[Extracted records]
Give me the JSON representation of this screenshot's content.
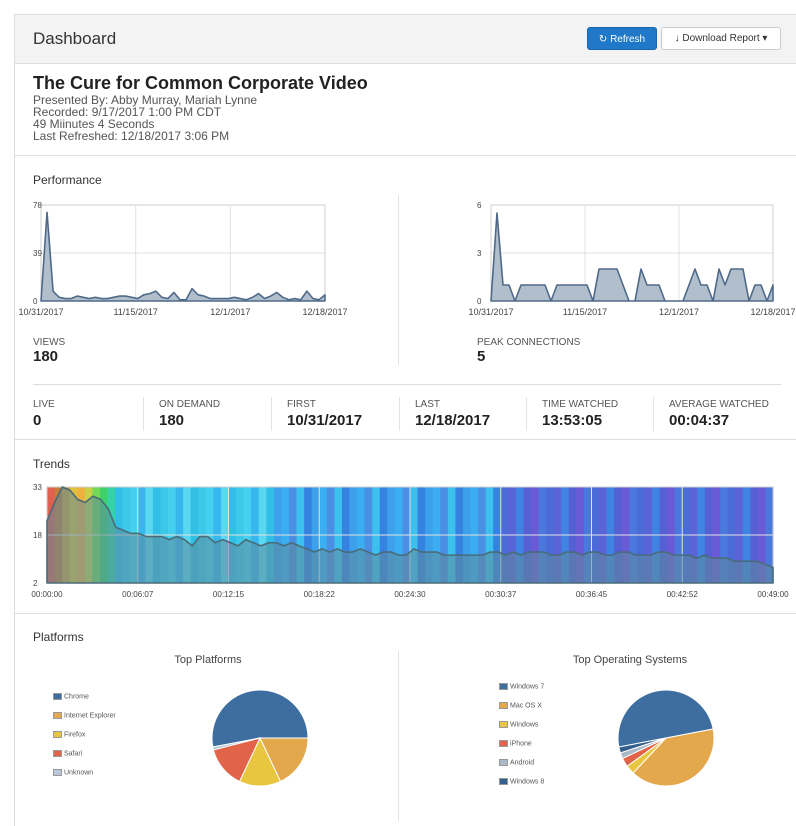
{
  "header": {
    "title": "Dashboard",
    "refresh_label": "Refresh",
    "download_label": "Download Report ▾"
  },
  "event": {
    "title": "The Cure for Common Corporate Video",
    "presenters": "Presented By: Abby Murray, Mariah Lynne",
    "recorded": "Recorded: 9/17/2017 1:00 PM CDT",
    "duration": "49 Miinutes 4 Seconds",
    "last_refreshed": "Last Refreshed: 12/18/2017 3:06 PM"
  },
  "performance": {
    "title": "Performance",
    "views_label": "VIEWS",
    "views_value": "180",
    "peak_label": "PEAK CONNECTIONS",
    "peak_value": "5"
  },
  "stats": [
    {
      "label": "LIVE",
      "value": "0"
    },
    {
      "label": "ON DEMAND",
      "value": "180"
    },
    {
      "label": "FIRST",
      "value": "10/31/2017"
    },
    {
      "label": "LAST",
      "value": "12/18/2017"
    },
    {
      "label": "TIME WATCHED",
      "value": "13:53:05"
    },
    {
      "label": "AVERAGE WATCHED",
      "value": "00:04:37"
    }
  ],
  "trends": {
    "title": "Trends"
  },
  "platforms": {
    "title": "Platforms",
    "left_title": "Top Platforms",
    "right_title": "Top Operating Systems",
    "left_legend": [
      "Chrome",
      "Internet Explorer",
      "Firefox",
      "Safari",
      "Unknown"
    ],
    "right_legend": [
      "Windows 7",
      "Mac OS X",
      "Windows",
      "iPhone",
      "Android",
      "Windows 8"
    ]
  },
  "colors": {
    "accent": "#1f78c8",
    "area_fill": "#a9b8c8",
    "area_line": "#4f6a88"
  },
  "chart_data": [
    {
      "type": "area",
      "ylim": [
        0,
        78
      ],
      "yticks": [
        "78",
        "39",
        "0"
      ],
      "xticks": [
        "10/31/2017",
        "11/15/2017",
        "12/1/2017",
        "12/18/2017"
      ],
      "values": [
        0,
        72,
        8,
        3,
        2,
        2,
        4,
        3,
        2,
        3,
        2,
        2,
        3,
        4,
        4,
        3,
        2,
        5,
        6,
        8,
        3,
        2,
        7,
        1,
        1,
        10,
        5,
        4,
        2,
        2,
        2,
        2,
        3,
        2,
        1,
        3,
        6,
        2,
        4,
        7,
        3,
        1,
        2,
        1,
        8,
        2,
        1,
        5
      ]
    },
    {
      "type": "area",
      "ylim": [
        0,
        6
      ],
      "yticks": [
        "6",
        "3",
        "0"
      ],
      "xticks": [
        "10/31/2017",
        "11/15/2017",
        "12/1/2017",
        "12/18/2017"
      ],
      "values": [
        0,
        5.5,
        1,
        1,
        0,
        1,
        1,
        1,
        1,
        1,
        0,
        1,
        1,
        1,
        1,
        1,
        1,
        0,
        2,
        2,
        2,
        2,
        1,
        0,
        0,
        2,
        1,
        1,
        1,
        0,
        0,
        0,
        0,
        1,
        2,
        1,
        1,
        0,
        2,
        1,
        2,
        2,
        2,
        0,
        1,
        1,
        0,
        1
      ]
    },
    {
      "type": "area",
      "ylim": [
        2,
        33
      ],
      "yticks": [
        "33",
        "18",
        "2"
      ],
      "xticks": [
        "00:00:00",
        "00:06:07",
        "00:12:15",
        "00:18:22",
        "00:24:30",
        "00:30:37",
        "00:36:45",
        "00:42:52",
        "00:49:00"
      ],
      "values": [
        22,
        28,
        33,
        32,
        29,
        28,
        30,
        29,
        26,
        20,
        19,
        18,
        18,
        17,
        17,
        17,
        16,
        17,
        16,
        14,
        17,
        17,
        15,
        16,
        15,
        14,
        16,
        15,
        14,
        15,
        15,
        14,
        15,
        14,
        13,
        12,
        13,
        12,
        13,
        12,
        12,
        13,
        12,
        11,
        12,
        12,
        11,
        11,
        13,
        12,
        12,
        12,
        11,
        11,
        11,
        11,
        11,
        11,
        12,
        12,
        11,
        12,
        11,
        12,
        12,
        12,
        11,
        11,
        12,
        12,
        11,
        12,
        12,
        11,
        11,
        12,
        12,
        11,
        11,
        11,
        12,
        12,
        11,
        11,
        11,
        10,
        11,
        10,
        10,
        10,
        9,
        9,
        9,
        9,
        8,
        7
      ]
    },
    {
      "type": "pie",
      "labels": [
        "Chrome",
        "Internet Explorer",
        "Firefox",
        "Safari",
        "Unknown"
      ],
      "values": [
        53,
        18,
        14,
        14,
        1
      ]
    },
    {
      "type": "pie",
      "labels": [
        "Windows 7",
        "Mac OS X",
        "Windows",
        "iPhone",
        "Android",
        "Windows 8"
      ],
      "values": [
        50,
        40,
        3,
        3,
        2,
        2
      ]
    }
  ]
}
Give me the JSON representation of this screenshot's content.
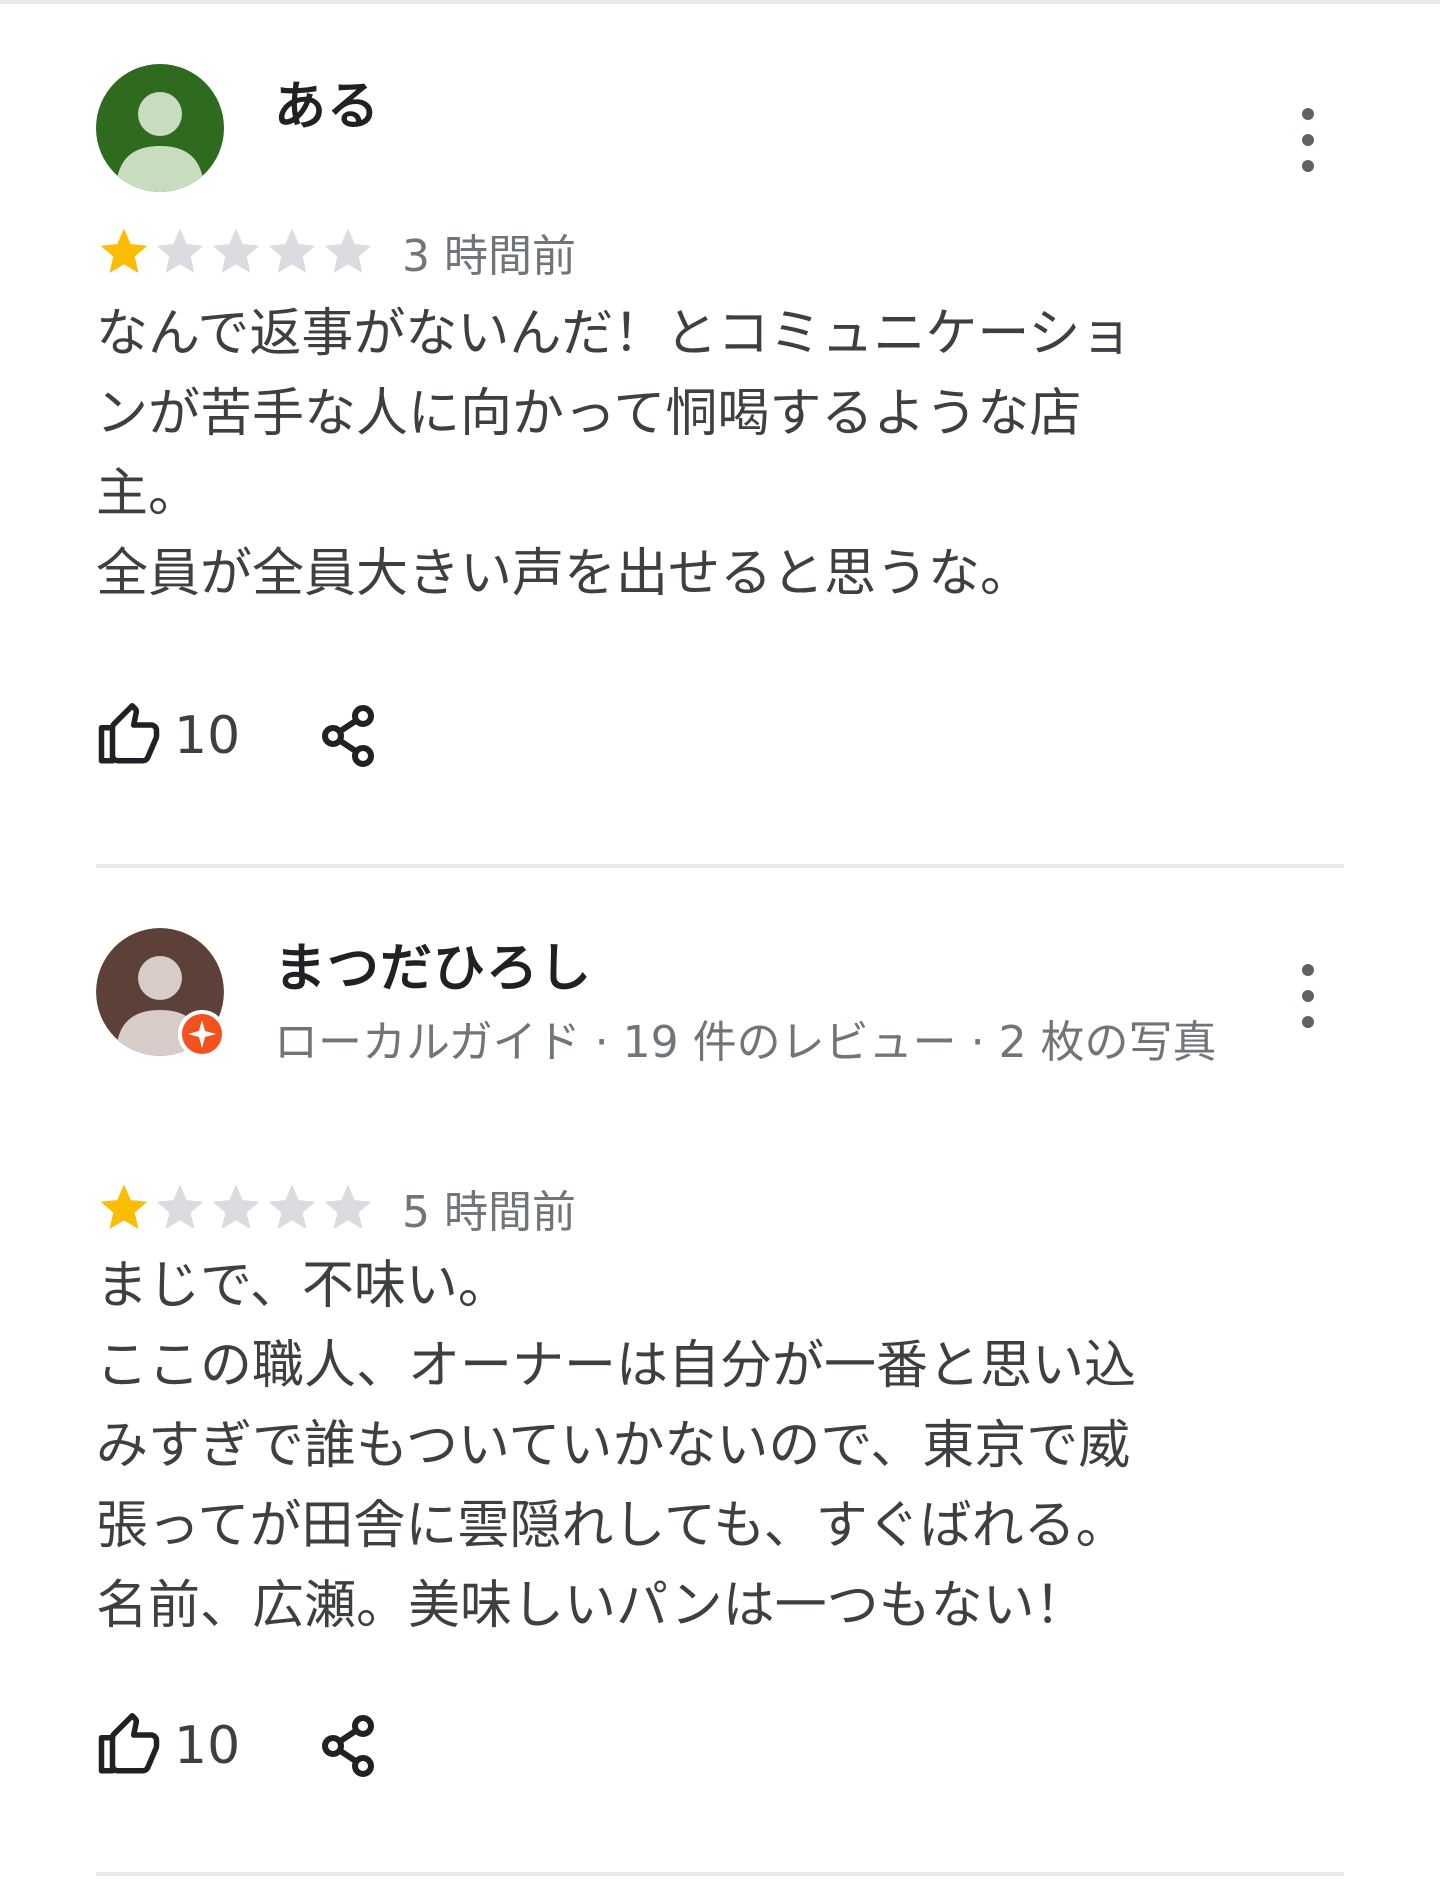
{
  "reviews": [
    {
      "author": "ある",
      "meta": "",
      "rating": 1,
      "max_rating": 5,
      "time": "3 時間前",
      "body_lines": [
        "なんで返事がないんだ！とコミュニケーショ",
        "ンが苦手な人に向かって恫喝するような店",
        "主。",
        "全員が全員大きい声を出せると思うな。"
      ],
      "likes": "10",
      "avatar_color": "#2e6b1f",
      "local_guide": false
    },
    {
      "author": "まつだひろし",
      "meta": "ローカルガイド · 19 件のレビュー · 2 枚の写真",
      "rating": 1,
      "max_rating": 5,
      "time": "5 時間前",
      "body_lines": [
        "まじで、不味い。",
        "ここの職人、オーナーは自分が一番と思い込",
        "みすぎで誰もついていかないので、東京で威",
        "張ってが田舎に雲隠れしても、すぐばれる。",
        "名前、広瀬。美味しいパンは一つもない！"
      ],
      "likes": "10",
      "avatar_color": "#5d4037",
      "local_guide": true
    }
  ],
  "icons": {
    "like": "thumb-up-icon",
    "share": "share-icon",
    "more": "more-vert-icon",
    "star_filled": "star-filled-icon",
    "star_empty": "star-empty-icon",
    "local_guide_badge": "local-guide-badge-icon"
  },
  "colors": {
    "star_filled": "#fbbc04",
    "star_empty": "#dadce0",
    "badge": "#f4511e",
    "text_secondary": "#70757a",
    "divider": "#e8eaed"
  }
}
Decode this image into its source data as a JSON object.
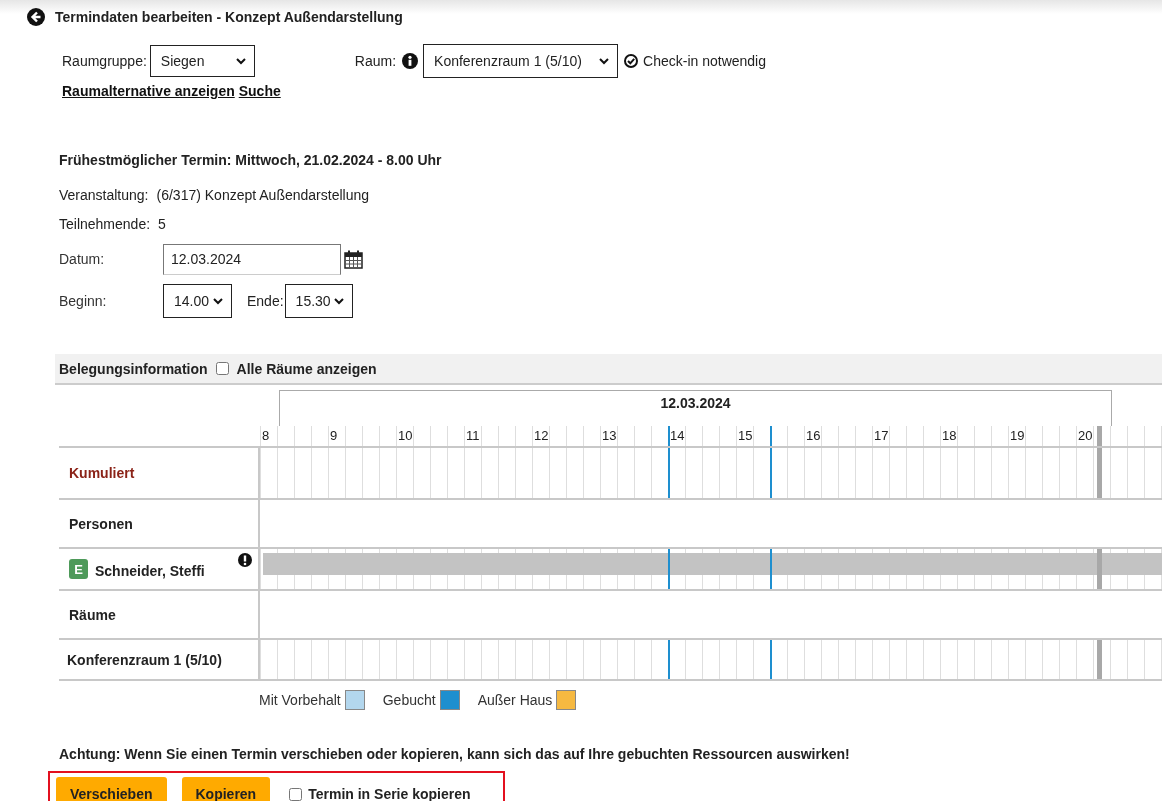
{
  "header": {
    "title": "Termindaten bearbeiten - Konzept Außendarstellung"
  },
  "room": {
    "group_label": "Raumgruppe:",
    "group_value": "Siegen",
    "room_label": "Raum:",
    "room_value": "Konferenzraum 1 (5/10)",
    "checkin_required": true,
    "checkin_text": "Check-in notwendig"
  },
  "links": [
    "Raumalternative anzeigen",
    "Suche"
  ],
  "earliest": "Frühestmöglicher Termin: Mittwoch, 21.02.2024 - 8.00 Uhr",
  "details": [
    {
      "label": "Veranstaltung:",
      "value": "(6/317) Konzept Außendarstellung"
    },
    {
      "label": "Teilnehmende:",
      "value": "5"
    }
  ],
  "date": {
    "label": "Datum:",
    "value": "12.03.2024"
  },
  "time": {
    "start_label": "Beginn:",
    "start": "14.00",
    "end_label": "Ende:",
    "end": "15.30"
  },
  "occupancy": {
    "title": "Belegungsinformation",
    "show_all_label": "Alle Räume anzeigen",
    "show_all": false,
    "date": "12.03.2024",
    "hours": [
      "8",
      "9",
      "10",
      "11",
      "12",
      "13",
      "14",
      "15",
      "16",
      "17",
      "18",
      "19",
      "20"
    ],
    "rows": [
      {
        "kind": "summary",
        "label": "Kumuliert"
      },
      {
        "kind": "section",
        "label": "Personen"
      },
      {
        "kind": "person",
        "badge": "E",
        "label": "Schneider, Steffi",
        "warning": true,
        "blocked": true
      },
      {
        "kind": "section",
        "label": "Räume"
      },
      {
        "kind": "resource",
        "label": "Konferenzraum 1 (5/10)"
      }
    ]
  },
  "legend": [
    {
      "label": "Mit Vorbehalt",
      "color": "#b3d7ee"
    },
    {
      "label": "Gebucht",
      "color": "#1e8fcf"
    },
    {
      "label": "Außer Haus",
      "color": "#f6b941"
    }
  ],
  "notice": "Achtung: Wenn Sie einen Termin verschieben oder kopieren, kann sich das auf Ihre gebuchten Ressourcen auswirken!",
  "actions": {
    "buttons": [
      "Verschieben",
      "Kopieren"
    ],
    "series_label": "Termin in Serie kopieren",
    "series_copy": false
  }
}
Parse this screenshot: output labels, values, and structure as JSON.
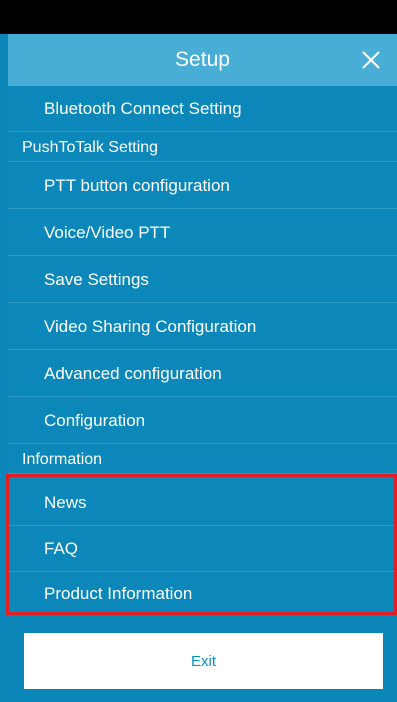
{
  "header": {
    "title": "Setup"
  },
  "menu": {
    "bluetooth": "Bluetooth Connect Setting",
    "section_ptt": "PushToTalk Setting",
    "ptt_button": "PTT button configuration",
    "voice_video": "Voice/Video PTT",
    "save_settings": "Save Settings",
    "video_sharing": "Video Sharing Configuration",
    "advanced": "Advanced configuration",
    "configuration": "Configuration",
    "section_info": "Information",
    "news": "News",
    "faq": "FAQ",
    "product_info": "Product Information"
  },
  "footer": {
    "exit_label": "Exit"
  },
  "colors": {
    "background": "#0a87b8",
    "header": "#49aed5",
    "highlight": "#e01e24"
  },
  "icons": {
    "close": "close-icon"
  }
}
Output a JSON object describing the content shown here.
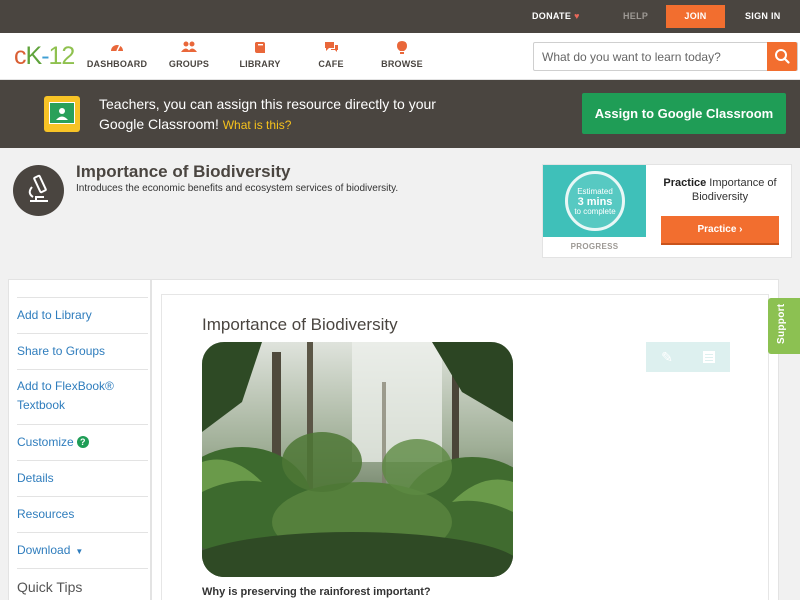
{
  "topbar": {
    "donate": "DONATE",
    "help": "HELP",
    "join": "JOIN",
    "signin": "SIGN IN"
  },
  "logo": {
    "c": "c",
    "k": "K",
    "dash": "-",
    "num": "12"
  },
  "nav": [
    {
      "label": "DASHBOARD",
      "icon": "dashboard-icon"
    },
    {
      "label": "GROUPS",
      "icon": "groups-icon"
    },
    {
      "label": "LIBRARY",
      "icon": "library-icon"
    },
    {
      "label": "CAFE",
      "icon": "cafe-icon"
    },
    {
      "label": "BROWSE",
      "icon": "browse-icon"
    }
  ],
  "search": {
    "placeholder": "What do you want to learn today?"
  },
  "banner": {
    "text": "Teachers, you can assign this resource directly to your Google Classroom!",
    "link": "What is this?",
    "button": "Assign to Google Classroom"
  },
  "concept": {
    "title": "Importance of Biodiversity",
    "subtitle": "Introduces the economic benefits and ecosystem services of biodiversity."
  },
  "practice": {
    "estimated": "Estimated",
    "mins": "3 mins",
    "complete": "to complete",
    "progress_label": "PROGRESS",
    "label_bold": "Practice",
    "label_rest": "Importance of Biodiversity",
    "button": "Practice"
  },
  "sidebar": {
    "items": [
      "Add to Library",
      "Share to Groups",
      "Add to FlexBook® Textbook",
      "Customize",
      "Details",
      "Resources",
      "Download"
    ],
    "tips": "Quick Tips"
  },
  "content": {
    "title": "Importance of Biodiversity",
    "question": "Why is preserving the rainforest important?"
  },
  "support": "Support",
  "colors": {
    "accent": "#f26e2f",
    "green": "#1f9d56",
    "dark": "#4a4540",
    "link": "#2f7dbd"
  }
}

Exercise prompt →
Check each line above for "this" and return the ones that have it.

Problem solution →
Give me the JSON representation of this screenshot's content.
Give me the JSON representation of this screenshot's content.
Decode this image into its source data as a JSON object.
Parse this screenshot: output labels, values, and structure as JSON.
    "text": "Teachers, you can assign this resource directly to your Google Classroom!",
    "link": "What is this?",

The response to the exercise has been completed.